How to Get Good at Poker


Poker is a card game that has been played around the world for centuries. It is a game of skill, strategy and luck. Getting good at poker requires a commitment of time and effort. The key to success is learning about the rules, strategies and odds of each hand. Also, understanding how to read your opponents and using the information you gain to your advantage. Finally, learning how to bluff properly can make the difference between winning and losing.

When starting out in poker, it is important to play the lowest stakes possible. This will give you the opportunity to learn the game without risking a lot of money. Additionally, it will allow you to practice your bluffing skills in a low-pressure environment. As you become more comfortable with the game, you can gradually move up to higher stakes.

The most common type of poker is Texas hold’em, but there are many other variations to choose from.
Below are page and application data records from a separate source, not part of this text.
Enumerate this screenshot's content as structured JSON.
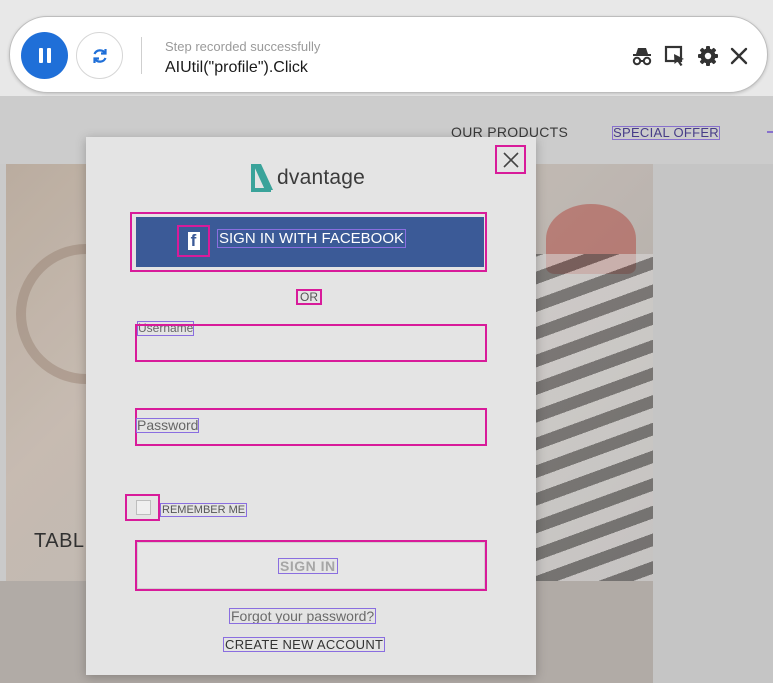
{
  "recorder": {
    "status": "Step recorded successfully",
    "step": "AIUtil(\"profile\").Click",
    "icons": [
      "pause-icon",
      "refresh-icon",
      "spy-icon",
      "object-select-icon",
      "gear-icon",
      "close-icon"
    ]
  },
  "site": {
    "nav": {
      "products": "OUR PRODUCTS",
      "special_offer": "SPECIAL OFFER"
    },
    "hero_text": "TABL"
  },
  "modal": {
    "logo_text": "dvantage",
    "facebook_button": "SIGN IN WITH FACEBOOK",
    "facebook_icon_glyph": "f",
    "or_text": "OR",
    "username_label": "Username",
    "password_label": "Password",
    "remember_me": "REMEMBER ME",
    "sign_in": "SIGN IN",
    "forgot_password": "Forgot your password?",
    "create_account": "CREATE NEW ACCOUNT"
  },
  "colors": {
    "recorder_accent": "#1f6fd8",
    "facebook_blue": "#3b5a97",
    "highlight_pink": "#d81b9a",
    "highlight_purple": "#8a6ee0",
    "logo_teal": "#3aa39a"
  }
}
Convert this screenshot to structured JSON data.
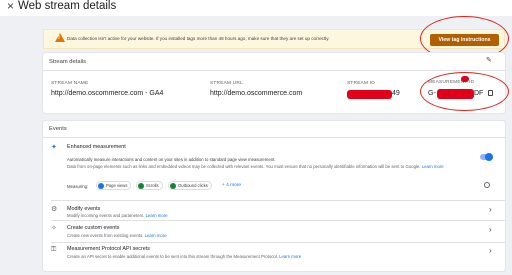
{
  "header": {
    "close_icon": "×",
    "title": "Web stream details"
  },
  "banner": {
    "text": "Data collection isn't active for your website. If you installed tags more than 48 hours ago, make sure that they are set up correctly.",
    "button": "View tag instructions"
  },
  "stream_details": {
    "title": "Stream details",
    "stream_name_label": "STREAM NAME",
    "stream_name": "http://demo.oscommerce.com - GA4",
    "stream_url_label": "STREAM URL",
    "stream_url": "http://demo.oscommerce.com",
    "stream_id_label": "STREAM ID",
    "stream_id_suffix": "49",
    "measurement_id_label": "MEASUREMENT ID",
    "measurement_id_prefix": "G-",
    "measurement_id_suffix": "DF"
  },
  "events": {
    "title": "Events",
    "enhanced": {
      "title": "Enhanced measurement",
      "desc1": "Automatically measure interactions and content on your sites in addition to standard page view measurement.",
      "desc2": "Data from on-page elements such as links and embedded videos may be collected with relevant events. You must ensure that no personally identifiable information will be sent to Google.",
      "learn_more": "Learn more",
      "measuring_label": "Measuring:",
      "chips": [
        "Page views",
        "Scrolls",
        "Outbound clicks"
      ],
      "more": "+ 4 more",
      "enabled": true
    },
    "modify": {
      "title": "Modify events",
      "desc": "Modify incoming events and parameters.",
      "learn_more": "Learn more"
    },
    "custom": {
      "title": "Create custom events",
      "desc": "Create new events from existing events.",
      "learn_more": "Learn more"
    },
    "mp": {
      "title": "Measurement Protocol API secrets",
      "desc": "Create an API secret to enable additional events to be sent into this stream through the Measurement Protocol.",
      "learn_more": "Learn more"
    }
  }
}
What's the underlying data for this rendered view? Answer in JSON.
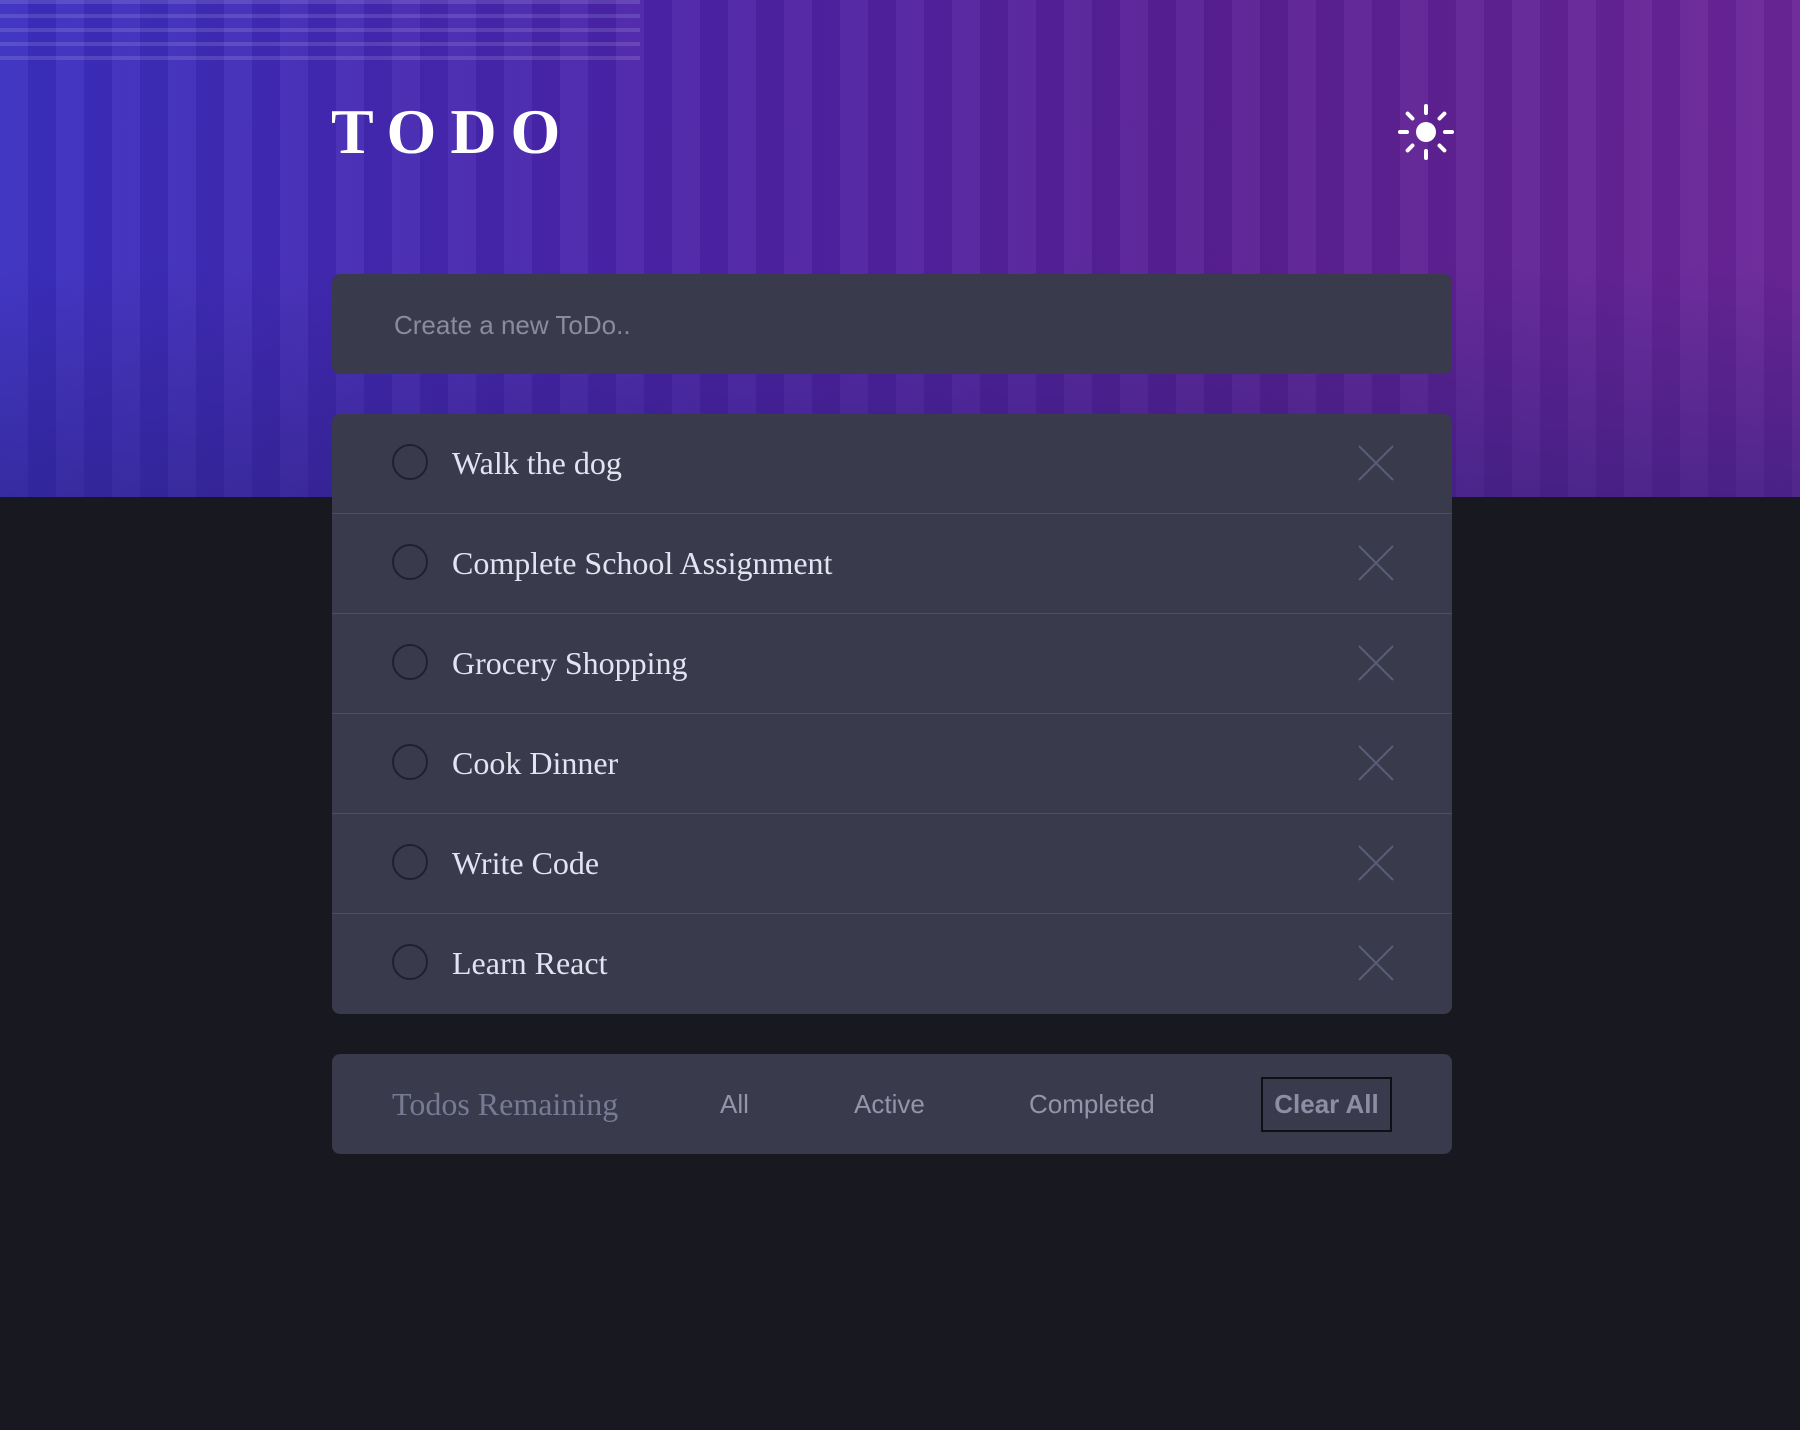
{
  "header": {
    "title": "TODO",
    "theme_toggle_icon": "sun-icon"
  },
  "new_todo": {
    "placeholder": "Create a new ToDo..",
    "value": ""
  },
  "todos": [
    {
      "text": "Walk the dog",
      "completed": false
    },
    {
      "text": "Complete School Assignment",
      "completed": false
    },
    {
      "text": "Grocery Shopping",
      "completed": false
    },
    {
      "text": "Cook Dinner",
      "completed": false
    },
    {
      "text": "Write Code",
      "completed": false
    },
    {
      "text": "Learn React",
      "completed": false
    }
  ],
  "footer": {
    "remaining_label": "Todos Remaining",
    "filters": [
      "All",
      "Active",
      "Completed"
    ],
    "clear_label": "Clear All"
  },
  "colors": {
    "page_background": "#181821",
    "panel_background": "#393a4c",
    "hero_gradient_start": "#3a2fc0",
    "hero_gradient_end": "#6a2598",
    "todo_text": "#e3e4f1",
    "muted_text": "#777a92"
  }
}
Each variation has its own set of rules and strategies, but they all share some common elements. Among these are the system of hand rankings (the highest hand is a Royal Flush, which is five cards of the same suit, ranked ace through ten) and the fact that each player has the option to raise and call bets.

While it is true that most people will call your bets if you have a strong hand, it is not always necessary to raise your own bets when you have a strong one. It is often better to check and then fold than to keep betting money on a weak hand that won’t improve. This will save you a lot of money in the long run.

One mistake that many players make is trying to learn too much at once. This can be overwhelming and lead to failure. Instead, it is best to focus on a few key points and master those before moving onto the next.

Observe your opponents at all times. This will help you understand their strategy and what mistakes they are making. This will let you capitalize on their errors and beat them. Also, watching your opponents will help you develop your own strategy and make sure you are not repeating the same mistakes that other players are making.

Another mistake that many poker players make is failing to study. It is important to dedicate a specific time of the day to studying. Otherwise, other activities will get in the way of your studies and you will not learn as much as you could.

In a tie, the highest hand wins. This includes pairs, three of a kind, four of a kind and straights. If there are multiple high hands, the highest unmatched card breaks the tie. This rule also applies to straights and flushes.